### Data for the task

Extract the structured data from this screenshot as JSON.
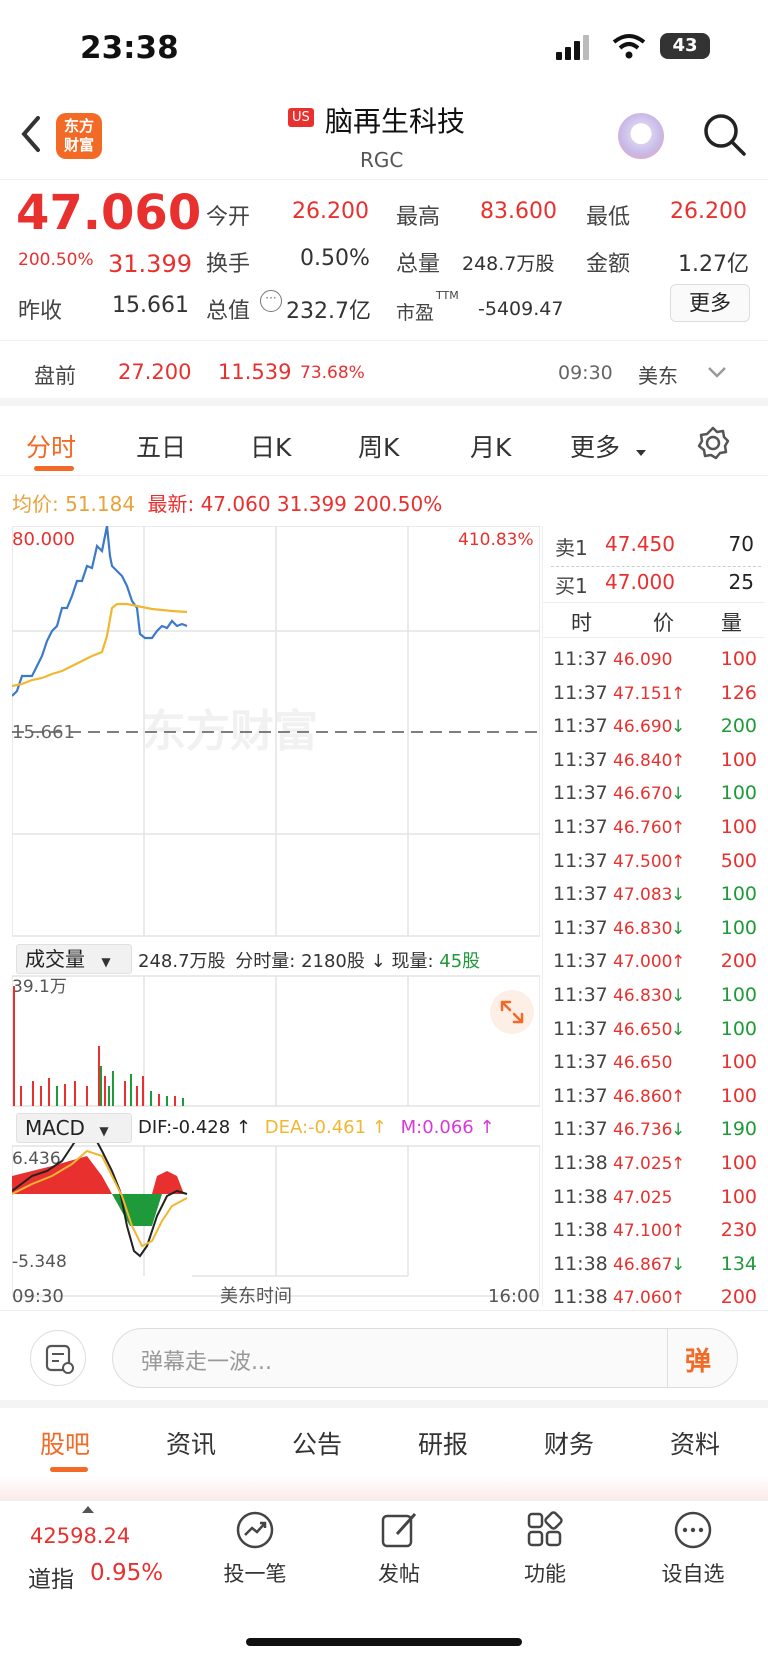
{
  "status": {
    "time": "23:38",
    "battery": "43"
  },
  "header": {
    "logo_text": "东方财富",
    "market": "US",
    "name": "脑再生科技",
    "code": "RGC"
  },
  "quote": {
    "price": "47.060",
    "change_pct": "200.50%",
    "change": "31.399",
    "open_label": "今开",
    "open": "26.200",
    "high_label": "最高",
    "high": "83.600",
    "low_label": "最低",
    "low": "26.200",
    "turnover_label": "换手",
    "turnover": "0.50%",
    "volume_label": "总量",
    "volume": "248.7万股",
    "amount_label": "金额",
    "amount": "1.27亿",
    "prev_close_label": "昨收",
    "prev_close": "15.661",
    "mktcap_label": "总值",
    "mktcap": "232.7亿",
    "pe_label": "市盈",
    "pe_sup": "TTM",
    "pe": "-5409.47",
    "more": "更多"
  },
  "premarket": {
    "label": "盘前",
    "price": "27.200",
    "change": "11.539",
    "change_pct": "73.68%",
    "time": "09:30",
    "zone": "美东"
  },
  "tabs": [
    "分时",
    "五日",
    "日K",
    "周K",
    "月K",
    "更多"
  ],
  "chart_info": {
    "avg_label": "均价:",
    "avg": "51.184",
    "latest_label": "最新:",
    "latest": "47.060",
    "chg": "31.399",
    "pct": "200.50%"
  },
  "main_chart": {
    "y_top": "80.000",
    "pct_top": "410.83%",
    "ref": "15.661",
    "watermark": "东方财富"
  },
  "volume_panel": {
    "selector": "成交量",
    "total": "248.7万股",
    "tick_label": "分时量:",
    "tick": "2180股",
    "now_label": "现量:",
    "now": "45股",
    "y_top": "39.1万"
  },
  "macd_panel": {
    "selector": "MACD",
    "dif": "DIF:-0.428 ↑",
    "dea": "DEA:-0.461 ↑",
    "m": "M:0.066 ↑",
    "y_top": "6.436",
    "y_bot": "-5.348"
  },
  "x_axis": {
    "start": "09:30",
    "mid": "美东时间",
    "end": "16:00"
  },
  "orderbook": {
    "sell_label": "卖1",
    "sell_price": "47.450",
    "sell_vol": "70",
    "buy_label": "买1",
    "buy_price": "47.000",
    "buy_vol": "25",
    "headers": [
      "时",
      "价",
      "量"
    ],
    "trades": [
      {
        "t": "11:37",
        "p": "46.090",
        "a": "",
        "v": "100"
      },
      {
        "t": "11:37",
        "p": "47.151",
        "a": "↑",
        "v": "126"
      },
      {
        "t": "11:37",
        "p": "46.690",
        "a": "↓",
        "v": "200"
      },
      {
        "t": "11:37",
        "p": "46.840",
        "a": "↑",
        "v": "100"
      },
      {
        "t": "11:37",
        "p": "46.670",
        "a": "↓",
        "v": "100"
      },
      {
        "t": "11:37",
        "p": "46.760",
        "a": "↑",
        "v": "100"
      },
      {
        "t": "11:37",
        "p": "47.500",
        "a": "↑",
        "v": "500"
      },
      {
        "t": "11:37",
        "p": "47.083",
        "a": "↓",
        "v": "100"
      },
      {
        "t": "11:37",
        "p": "46.830",
        "a": "↓",
        "v": "100"
      },
      {
        "t": "11:37",
        "p": "47.000",
        "a": "↑",
        "v": "200"
      },
      {
        "t": "11:37",
        "p": "46.830",
        "a": "↓",
        "v": "100"
      },
      {
        "t": "11:37",
        "p": "46.650",
        "a": "↓",
        "v": "100"
      },
      {
        "t": "11:37",
        "p": "46.650",
        "a": "",
        "v": "100"
      },
      {
        "t": "11:37",
        "p": "46.860",
        "a": "↑",
        "v": "100"
      },
      {
        "t": "11:37",
        "p": "46.736",
        "a": "↓",
        "v": "190"
      },
      {
        "t": "11:38",
        "p": "47.025",
        "a": "↑",
        "v": "100"
      },
      {
        "t": "11:38",
        "p": "47.025",
        "a": "",
        "v": "100"
      },
      {
        "t": "11:38",
        "p": "47.100",
        "a": "↑",
        "v": "230"
      },
      {
        "t": "11:38",
        "p": "46.867",
        "a": "↓",
        "v": "134"
      },
      {
        "t": "11:38",
        "p": "47.060",
        "a": "↑",
        "v": "200"
      }
    ]
  },
  "comment": {
    "placeholder": "弹幕走一波...",
    "danmu": "弹"
  },
  "section_tabs": [
    "股吧",
    "资讯",
    "公告",
    "研报",
    "财务",
    "资料"
  ],
  "bottom": {
    "index_value": "42598.24",
    "index_name": "道指",
    "index_pct": "0.95%",
    "actions": [
      "投一笔",
      "发帖",
      "功能",
      "设自选"
    ]
  }
}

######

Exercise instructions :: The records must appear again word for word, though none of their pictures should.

Problem solution ::
Extract the structured data from this screenshot as JSON.
{
  "status": {
    "time": "23:38",
    "battery": "43"
  },
  "header": {
    "logo_text": "东方财富",
    "market": "US",
    "name": "脑再生科技",
    "code": "RGC"
  },
  "quote": {
    "price": "47.060",
    "change_pct": "200.50%",
    "change": "31.399",
    "open_label": "今开",
    "open": "26.200",
    "high_label": "最高",
    "high": "83.600",
    "low_label": "最低",
    "low": "26.200",
    "turnover_label": "换手",
    "turnover": "0.50%",
    "volume_label": "总量",
    "volume": "248.7万股",
    "amount_label": "金额",
    "amount": "1.27亿",
    "prev_close_label": "昨收",
    "prev_close": "15.661",
    "mktcap_label": "总值",
    "mktcap": "232.7亿",
    "pe_label": "市盈",
    "pe_sup": "TTM",
    "pe": "-5409.47",
    "more": "更多"
  },
  "premarket": {
    "label": "盘前",
    "price": "27.200",
    "change": "11.539",
    "change_pct": "73.68%",
    "time": "09:30",
    "zone": "美东"
  },
  "tabs": [
    "分时",
    "五日",
    "日K",
    "周K",
    "月K",
    "更多"
  ],
  "chart_info": {
    "avg_label": "均价:",
    "avg": "51.184",
    "latest_label": "最新:",
    "latest": "47.060",
    "chg": "31.399",
    "pct": "200.50%"
  },
  "main_chart": {
    "y_top": "80.000",
    "pct_top": "410.83%",
    "ref": "15.661",
    "watermark": "东方财富"
  },
  "volume_panel": {
    "selector": "成交量",
    "total": "248.7万股",
    "tick_label": "分时量:",
    "tick": "2180股",
    "now_label": "现量:",
    "now": "45股",
    "y_top": "39.1万"
  },
  "macd_panel": {
    "selector": "MACD",
    "dif": "DIF:-0.428 ↑",
    "dea": "DEA:-0.461 ↑",
    "m": "M:0.066 ↑",
    "y_top": "6.436",
    "y_bot": "-5.348"
  },
  "x_axis": {
    "start": "09:30",
    "mid": "美东时间",
    "end": "16:00"
  },
  "orderbook": {
    "sell_label": "卖1",
    "sell_price": "47.450",
    "sell_vol": "70",
    "buy_label": "买1",
    "buy_price": "47.000",
    "buy_vol": "25",
    "headers": [
      "时",
      "价",
      "量"
    ],
    "trades": [
      {
        "t": "11:37",
        "p": "46.090",
        "a": "",
        "v": "100"
      },
      {
        "t": "11:37",
        "p": "47.151",
        "a": "↑",
        "v": "126"
      },
      {
        "t": "11:37",
        "p": "46.690",
        "a": "↓",
        "v": "200"
      },
      {
        "t": "11:37",
        "p": "46.840",
        "a": "↑",
        "v": "100"
      },
      {
        "t": "11:37",
        "p": "46.670",
        "a": "↓",
        "v": "100"
      },
      {
        "t": "11:37",
        "p": "46.760",
        "a": "↑",
        "v": "100"
      },
      {
        "t": "11:37",
        "p": "47.500",
        "a": "↑",
        "v": "500"
      },
      {
        "t": "11:37",
        "p": "47.083",
        "a": "↓",
        "v": "100"
      },
      {
        "t": "11:37",
        "p": "46.830",
        "a": "↓",
        "v": "100"
      },
      {
        "t": "11:37",
        "p": "47.000",
        "a": "↑",
        "v": "200"
      },
      {
        "t": "11:37",
        "p": "46.830",
        "a": "↓",
        "v": "100"
      },
      {
        "t": "11:37",
        "p": "46.650",
        "a": "↓",
        "v": "100"
      },
      {
        "t": "11:37",
        "p": "46.650",
        "a": "",
        "v": "100"
      },
      {
        "t": "11:37",
        "p": "46.860",
        "a": "↑",
        "v": "100"
      },
      {
        "t": "11:37",
        "p": "46.736",
        "a": "↓",
        "v": "190"
      },
      {
        "t": "11:38",
        "p": "47.025",
        "a": "↑",
        "v": "100"
      },
      {
        "t": "11:38",
        "p": "47.025",
        "a": "",
        "v": "100"
      },
      {
        "t": "11:38",
        "p": "47.100",
        "a": "↑",
        "v": "230"
      },
      {
        "t": "11:38",
        "p": "46.867",
        "a": "↓",
        "v": "134"
      },
      {
        "t": "11:38",
        "p": "47.060",
        "a": "↑",
        "v": "200"
      }
    ]
  },
  "comment": {
    "placeholder": "弹幕走一波...",
    "danmu": "弹"
  },
  "section_tabs": [
    "股吧",
    "资讯",
    "公告",
    "研报",
    "财务",
    "资料"
  ],
  "bottom": {
    "index_value": "42598.24",
    "index_name": "道指",
    "index_pct": "0.95%",
    "actions": [
      "投一笔",
      "发帖",
      "功能",
      "设自选"
    ]
  }
}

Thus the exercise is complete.